Gender frameworks within energy efficiency efforts are key for the construction of a more sustainable future. In this three-part series Kathrin Meyer explains the connection between energy and gender and why sustainable energy supply is not feasible without the use of gender-sensitive data.
According to the United Nations, the Sustainable Development Goal (SDG) number 5 – Achieve gender equality and empower all women and girls is the is the “foundation of a peaceful, prosperous and sustainbale world“. This goal stands alongside other aims such as SDG 7 which describes the importance to ensure access to affordable, reliable, sustainable and modern energy for all.

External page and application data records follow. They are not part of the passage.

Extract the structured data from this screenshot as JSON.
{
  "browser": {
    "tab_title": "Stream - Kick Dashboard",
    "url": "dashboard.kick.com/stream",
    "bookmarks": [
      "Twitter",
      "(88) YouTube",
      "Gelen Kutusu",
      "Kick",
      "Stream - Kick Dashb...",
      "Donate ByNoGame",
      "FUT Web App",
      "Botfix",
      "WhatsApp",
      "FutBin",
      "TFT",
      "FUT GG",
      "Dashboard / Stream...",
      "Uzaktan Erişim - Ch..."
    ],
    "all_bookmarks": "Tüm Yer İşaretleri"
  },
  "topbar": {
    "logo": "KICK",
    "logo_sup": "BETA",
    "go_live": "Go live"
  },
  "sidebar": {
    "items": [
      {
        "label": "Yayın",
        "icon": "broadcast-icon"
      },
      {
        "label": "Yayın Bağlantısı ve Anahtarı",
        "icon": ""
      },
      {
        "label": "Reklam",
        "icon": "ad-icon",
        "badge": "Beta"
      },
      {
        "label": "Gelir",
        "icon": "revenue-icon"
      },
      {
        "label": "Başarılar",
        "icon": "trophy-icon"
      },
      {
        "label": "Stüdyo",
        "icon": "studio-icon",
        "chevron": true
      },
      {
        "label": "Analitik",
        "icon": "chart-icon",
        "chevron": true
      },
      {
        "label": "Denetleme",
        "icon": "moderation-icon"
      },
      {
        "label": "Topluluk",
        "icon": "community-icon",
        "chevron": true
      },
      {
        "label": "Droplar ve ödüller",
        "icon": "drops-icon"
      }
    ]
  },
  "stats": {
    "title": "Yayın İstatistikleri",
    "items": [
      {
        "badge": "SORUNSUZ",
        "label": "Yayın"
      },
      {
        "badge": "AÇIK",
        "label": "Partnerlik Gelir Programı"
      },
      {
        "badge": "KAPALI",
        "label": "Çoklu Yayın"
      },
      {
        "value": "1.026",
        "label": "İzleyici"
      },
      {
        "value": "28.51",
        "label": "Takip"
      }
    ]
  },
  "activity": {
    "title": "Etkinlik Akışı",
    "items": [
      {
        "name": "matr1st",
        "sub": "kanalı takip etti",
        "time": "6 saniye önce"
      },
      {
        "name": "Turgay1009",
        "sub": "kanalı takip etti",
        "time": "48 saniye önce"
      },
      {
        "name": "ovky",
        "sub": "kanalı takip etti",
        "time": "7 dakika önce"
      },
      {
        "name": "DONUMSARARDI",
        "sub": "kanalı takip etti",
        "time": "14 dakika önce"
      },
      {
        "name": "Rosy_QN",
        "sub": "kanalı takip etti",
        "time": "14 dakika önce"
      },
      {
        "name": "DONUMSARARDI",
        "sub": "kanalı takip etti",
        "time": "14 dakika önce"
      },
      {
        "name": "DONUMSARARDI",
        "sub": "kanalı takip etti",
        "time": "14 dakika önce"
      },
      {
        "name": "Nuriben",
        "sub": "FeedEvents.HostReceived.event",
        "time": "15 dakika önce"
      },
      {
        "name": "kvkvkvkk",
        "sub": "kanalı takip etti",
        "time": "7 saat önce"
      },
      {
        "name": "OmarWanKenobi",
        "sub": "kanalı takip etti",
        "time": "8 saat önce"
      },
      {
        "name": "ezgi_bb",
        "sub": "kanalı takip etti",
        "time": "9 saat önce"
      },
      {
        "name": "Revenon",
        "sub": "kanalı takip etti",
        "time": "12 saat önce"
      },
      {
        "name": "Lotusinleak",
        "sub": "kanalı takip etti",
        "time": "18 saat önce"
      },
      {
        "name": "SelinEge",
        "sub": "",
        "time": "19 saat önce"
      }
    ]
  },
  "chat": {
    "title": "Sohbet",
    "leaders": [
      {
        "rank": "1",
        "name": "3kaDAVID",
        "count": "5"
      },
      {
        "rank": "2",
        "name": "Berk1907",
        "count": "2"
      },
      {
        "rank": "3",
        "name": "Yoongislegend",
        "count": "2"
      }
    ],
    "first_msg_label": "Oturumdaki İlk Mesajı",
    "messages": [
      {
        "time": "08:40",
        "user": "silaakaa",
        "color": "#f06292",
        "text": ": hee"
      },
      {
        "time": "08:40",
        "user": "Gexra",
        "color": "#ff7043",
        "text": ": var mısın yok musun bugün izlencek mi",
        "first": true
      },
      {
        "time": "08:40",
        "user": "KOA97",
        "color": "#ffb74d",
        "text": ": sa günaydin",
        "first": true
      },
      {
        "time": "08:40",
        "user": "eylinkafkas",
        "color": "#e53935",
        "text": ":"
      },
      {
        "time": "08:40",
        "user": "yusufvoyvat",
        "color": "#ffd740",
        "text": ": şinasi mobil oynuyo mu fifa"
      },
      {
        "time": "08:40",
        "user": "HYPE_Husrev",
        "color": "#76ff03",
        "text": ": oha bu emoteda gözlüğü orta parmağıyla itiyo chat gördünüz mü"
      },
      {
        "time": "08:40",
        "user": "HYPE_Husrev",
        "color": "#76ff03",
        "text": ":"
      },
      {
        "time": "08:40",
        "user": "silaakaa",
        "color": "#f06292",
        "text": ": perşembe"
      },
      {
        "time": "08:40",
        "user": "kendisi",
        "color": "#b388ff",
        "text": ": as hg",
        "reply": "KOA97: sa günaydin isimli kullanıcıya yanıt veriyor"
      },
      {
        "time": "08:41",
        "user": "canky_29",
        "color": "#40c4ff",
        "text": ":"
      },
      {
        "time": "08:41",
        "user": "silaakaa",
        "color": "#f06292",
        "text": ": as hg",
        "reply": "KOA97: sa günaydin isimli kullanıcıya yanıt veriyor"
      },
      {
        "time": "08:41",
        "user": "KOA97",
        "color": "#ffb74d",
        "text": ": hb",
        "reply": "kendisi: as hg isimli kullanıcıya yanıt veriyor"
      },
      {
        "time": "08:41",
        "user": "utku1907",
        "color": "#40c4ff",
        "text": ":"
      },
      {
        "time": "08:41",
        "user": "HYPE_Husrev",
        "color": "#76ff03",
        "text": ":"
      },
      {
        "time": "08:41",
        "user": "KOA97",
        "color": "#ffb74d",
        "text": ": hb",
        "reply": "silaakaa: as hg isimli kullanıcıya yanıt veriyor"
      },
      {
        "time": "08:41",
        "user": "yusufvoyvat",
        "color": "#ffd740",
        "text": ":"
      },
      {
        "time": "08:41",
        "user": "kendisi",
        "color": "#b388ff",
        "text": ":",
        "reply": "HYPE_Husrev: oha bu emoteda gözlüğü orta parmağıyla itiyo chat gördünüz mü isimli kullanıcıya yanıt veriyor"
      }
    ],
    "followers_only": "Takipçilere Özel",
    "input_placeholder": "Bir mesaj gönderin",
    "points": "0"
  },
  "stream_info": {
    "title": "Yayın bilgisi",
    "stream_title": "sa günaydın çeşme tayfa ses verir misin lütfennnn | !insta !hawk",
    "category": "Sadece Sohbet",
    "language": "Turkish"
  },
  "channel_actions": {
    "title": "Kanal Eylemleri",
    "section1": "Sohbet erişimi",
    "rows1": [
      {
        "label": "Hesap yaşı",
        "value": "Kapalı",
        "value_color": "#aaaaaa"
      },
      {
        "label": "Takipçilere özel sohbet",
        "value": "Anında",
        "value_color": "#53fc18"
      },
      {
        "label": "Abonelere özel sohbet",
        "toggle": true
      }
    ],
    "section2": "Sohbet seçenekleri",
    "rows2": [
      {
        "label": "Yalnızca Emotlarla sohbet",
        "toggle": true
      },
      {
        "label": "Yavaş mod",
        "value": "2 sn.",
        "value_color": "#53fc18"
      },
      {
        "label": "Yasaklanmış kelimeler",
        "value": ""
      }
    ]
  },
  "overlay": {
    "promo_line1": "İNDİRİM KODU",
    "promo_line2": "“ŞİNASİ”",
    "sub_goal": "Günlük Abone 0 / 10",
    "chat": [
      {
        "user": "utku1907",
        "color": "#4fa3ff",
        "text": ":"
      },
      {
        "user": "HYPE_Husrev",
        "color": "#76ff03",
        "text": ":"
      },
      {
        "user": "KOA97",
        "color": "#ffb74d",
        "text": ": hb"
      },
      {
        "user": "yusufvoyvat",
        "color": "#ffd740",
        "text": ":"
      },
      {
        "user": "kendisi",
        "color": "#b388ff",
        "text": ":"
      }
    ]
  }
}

One might assume that the SDGs pursued by many states and actors around the world would have a serious impact on projects and that they would consider issues according to their mutual dependence, such as gender equality and energy which would help them to meet international agendas of sustainability and equality. Unfortunately, this is often not the case. Although numerous international conventions and gender action plans are already available, there’s still a significant data gap and it’s one of the key obstacles when it comes to the connection of energy and gender. Since energy consumption data are often collected without any gender-specific differentiation, the data appears to be neutral, but is actually imprecise and ignores the fact that access to energy is not equal an therefore used and perceived a divergent way.
One strategy that attempts to overcome neutrality is gender mainstreaming. It aims to integrate the gender perspective into public policy-making. Furthermore, it promotes equality by challenging and improving existing structures. To achieve a sustainable and inclusive transformation comprehensive indicators must be considered. Therefore differences such as “race, ethnicity, religion, disability, age or sexual orientation” have to be taken into account within gender mainstreaming.
Gender-sensitive energy approaches in public policy are more common within the Global South, where the focus is mainly on international cooperation and poverty reduction. Regarding the relationship between energy and gender, the emphasis lies on the traditional binary perception of gender roles, distinguishing between women and men. Most common are approaches for the minimisation of traditional female roles as caregivers through electrification and projects to promote women as new entrepreneurs within national energy sectors. However, while these projects recognise that energy is not gender neutral, they still tend to overlook the potential to make energy intensive sectors more energy efficient.
Gender differences in energy usage within housing and transportation
Several researchers have outlined gender differences in energy consumption at the households’ level. Factors influencing energy use are beside the condition of buildings, traceable to the quantity and age of used technical equipment and individual behaviour in terms of energy consumption, such as electricity and heating. A study by the Swedish Defence Research Agency (FOI) compared the energy use of Germany, Norway, Greece and Sweden and found that the energy consumption of male households is 6-38% higher in comparison to female households. Other studies showed serious deviations from these results and found an increased energy demand among female households. Later attempts to explain these different findings showed that female households tend to use more energy for heating and for technical appliances, as women are more likely to own older and therefore more energy-intensive devices, spend more time at home and live in buildings that are less well isolated. These results can be partly attributed to differences in economic positions, as women are more likely to receive lower incomes.
An additional point is the gender-binary nature of marketing for more efficient technical equipment, which primarily targets male customers and does not take the different needs and use of energy of women into account. Moreover, social roles and their effects on the respective energy consumption are often not considered. Thus, energy usage which occurs due to household management is often attributed to women. The unequal distribution of care work is therefore often ignored in the evaluation of energy data. Interestingly, this statistical discrimination is also the case for the measurement of energy consumption within the transport sector.
Although several studies highlight the different transportation preferences of men and women, gender-sensitive approaches that examine infrastructure services are hardly known by a broader public. The FOI study showed that men in Norway consumed 70% more energy on transport such as gasoline, while in Greece the difference was about 350%. The more common use of vehicles by men when it comes to long distance journeys, as well as the possession of cars with higher energy consumption rates might help to explain this exorbitant differences. Women, on the other hand, are more likely to use public transport. Since women usually have fewer financial resources and are therefore more limited in their choices, one cannot overlook the fact that energy use is as well influenced by respective economic resources. Even though women use public transport more often, thus consuming less energy, transport infrastructure is still designed for male travel patterns which tend to be more linear and direct (From A to B). Women’s travel behaviour is often associated with greater complexity, as women make more frequent stops to perform professional and care functions.
Gender-sensitive data as transformative approach
As energy consumption patterns differ between countries and regions, a more detailed evaluation of the two sectors is needed. Gender sensitivity that aims exclusively at the different use of existing structures by the genders will not promote sustainable transformation. To achieve this, it is essential to ensure a balanced influence of each gender at the decision-making level.
Therefore, the three-part series will attempt to shed light on consumption, decision-making patterns and consisting inequalities to provide an outlook on possible transformation approaches for housing and transportation. The articles will show how the exclusion of gender-sensitive approaches wastes an important potential for adapting energy to specific needs. Furthermore, it will be shown how the collection and integration of gender-sensitive data can be helpful to identify divergent energy needs and to design a better route towards a sustainable and just energy transition.